"Almost every piece of legislation that I've encountered, regardless of how unrelated it is to climate change, has something in it to try to affect this economy," LaTurner said. "And you all know it well: it is a government takeover, the likes of which we have never seen before."

LaTurner said the "blame America first party" is giving a "free pass" to adversaries around the world, such as China, at the expense of the American economy and national security.

Estes said some politicians are seeking to "attack areas that they deem aren't worthy, specifically how do you cripple the oil and gas industry." He said the opposition's intention is to the raise prices at the pump and make oil and gas more expensive in order to justify their policies, such as backing electric vehicles."

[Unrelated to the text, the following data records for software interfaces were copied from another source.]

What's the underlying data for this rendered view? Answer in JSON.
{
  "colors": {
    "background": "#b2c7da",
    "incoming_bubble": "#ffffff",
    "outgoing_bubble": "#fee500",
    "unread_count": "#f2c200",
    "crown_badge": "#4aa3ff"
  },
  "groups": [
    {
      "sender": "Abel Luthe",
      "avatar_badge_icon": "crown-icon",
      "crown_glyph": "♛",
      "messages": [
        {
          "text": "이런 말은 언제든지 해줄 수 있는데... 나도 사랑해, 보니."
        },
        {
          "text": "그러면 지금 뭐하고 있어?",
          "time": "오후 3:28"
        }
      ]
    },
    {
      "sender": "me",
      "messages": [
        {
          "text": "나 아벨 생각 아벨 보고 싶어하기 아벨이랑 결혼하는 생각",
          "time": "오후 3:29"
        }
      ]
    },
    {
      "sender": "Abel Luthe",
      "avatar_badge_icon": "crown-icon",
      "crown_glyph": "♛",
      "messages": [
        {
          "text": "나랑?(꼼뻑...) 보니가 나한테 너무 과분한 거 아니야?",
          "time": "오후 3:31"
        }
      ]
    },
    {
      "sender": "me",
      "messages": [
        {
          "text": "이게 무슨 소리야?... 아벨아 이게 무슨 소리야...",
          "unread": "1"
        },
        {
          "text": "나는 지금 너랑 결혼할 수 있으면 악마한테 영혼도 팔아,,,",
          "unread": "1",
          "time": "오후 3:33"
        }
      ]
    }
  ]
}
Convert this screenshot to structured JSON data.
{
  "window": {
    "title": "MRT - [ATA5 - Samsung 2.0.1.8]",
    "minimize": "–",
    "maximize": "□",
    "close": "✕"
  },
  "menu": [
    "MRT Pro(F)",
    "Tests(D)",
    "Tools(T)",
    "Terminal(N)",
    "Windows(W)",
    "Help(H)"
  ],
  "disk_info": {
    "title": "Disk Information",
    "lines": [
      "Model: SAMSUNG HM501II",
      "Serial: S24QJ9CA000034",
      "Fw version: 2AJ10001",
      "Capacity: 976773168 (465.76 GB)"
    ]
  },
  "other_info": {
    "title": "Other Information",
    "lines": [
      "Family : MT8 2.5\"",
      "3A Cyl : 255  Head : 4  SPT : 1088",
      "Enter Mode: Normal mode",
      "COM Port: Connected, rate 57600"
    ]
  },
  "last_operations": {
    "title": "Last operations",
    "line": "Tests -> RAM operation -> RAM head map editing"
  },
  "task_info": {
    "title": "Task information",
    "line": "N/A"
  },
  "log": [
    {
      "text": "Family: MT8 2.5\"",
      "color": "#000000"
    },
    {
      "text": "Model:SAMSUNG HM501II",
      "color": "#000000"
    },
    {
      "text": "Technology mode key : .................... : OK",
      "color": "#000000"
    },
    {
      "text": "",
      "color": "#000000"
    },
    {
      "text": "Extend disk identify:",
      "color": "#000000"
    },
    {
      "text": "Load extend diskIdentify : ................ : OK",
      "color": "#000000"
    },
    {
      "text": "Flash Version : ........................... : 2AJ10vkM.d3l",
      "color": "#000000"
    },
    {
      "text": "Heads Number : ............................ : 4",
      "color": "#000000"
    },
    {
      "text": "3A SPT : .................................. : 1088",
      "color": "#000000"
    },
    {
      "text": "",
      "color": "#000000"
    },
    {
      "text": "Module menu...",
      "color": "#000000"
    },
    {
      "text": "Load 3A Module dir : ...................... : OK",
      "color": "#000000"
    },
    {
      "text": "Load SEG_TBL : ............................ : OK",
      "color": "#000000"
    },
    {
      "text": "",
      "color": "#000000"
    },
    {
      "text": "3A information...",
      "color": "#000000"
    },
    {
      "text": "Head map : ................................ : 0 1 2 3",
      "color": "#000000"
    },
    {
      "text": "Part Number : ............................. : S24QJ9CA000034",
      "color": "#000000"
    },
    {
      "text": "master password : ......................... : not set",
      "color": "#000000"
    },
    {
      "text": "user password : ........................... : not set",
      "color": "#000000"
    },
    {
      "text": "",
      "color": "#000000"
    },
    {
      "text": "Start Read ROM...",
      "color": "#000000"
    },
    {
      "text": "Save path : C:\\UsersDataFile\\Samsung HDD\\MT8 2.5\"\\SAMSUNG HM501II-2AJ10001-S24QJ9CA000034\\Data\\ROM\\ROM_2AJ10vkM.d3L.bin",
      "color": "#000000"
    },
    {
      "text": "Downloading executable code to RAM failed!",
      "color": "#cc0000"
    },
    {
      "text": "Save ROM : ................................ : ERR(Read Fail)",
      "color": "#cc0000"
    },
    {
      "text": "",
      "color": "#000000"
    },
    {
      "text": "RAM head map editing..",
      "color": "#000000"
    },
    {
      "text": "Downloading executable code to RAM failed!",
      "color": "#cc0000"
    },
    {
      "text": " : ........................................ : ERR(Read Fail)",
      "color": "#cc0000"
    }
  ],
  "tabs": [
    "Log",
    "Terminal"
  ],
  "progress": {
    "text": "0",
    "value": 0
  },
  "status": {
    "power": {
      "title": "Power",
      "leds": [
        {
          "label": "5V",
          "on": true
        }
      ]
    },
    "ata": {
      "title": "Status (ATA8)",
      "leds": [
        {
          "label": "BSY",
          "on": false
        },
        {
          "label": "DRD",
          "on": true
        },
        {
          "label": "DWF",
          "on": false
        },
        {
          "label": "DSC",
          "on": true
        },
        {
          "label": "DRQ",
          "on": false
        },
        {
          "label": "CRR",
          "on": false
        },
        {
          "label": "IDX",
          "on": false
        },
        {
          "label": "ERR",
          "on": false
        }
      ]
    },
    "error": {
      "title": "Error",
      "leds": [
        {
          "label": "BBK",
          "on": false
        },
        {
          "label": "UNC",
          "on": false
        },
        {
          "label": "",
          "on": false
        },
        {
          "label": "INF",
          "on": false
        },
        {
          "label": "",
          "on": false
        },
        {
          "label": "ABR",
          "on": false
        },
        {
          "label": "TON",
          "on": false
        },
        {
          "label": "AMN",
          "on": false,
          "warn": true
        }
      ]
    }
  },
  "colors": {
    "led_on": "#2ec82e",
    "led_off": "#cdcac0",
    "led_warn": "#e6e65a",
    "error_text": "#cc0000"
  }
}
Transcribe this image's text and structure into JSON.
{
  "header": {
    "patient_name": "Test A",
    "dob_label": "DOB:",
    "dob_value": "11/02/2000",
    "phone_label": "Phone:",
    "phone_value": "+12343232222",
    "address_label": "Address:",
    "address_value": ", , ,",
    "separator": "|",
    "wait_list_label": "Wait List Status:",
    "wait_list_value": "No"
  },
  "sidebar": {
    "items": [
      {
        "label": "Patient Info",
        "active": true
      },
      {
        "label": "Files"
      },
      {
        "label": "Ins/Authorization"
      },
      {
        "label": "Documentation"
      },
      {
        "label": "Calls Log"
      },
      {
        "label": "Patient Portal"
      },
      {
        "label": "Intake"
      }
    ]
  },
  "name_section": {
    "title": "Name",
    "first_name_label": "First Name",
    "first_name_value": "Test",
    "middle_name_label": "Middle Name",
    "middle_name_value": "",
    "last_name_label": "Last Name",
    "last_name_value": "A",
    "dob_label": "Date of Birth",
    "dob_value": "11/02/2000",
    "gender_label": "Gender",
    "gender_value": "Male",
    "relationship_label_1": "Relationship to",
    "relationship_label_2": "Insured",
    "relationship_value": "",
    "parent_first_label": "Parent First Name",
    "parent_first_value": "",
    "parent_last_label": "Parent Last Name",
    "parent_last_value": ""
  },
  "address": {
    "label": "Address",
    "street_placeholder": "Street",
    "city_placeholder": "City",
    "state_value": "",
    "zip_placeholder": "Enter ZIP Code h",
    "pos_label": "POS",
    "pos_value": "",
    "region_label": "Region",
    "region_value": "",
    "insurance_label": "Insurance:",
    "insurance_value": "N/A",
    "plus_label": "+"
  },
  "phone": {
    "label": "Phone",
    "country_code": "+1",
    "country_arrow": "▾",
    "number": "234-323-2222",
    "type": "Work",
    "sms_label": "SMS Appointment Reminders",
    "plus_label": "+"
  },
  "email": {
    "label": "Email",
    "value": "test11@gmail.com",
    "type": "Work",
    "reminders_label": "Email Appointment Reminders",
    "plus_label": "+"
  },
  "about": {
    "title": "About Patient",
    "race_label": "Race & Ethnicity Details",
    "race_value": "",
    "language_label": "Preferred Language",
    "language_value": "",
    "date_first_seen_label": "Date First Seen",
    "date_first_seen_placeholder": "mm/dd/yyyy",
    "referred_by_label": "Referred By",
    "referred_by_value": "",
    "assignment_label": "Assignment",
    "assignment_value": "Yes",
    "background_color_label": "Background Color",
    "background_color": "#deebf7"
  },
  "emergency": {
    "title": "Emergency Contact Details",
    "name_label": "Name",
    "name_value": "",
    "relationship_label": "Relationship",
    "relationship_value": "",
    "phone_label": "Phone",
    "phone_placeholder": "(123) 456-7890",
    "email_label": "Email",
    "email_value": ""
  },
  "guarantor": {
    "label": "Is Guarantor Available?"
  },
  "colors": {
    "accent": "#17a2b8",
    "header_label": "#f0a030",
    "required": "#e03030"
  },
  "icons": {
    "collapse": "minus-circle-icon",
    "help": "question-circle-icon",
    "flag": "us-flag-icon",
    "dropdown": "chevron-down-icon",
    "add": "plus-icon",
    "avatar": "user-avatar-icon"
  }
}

"I hesitate to bring that up in, in this group, because, you know, having a higher barrel price isn't necessarily bad all the time, at least in this room," Estes said. "But when you look at the efforts they are making on the tax side, what that really does is it it hampers the industry."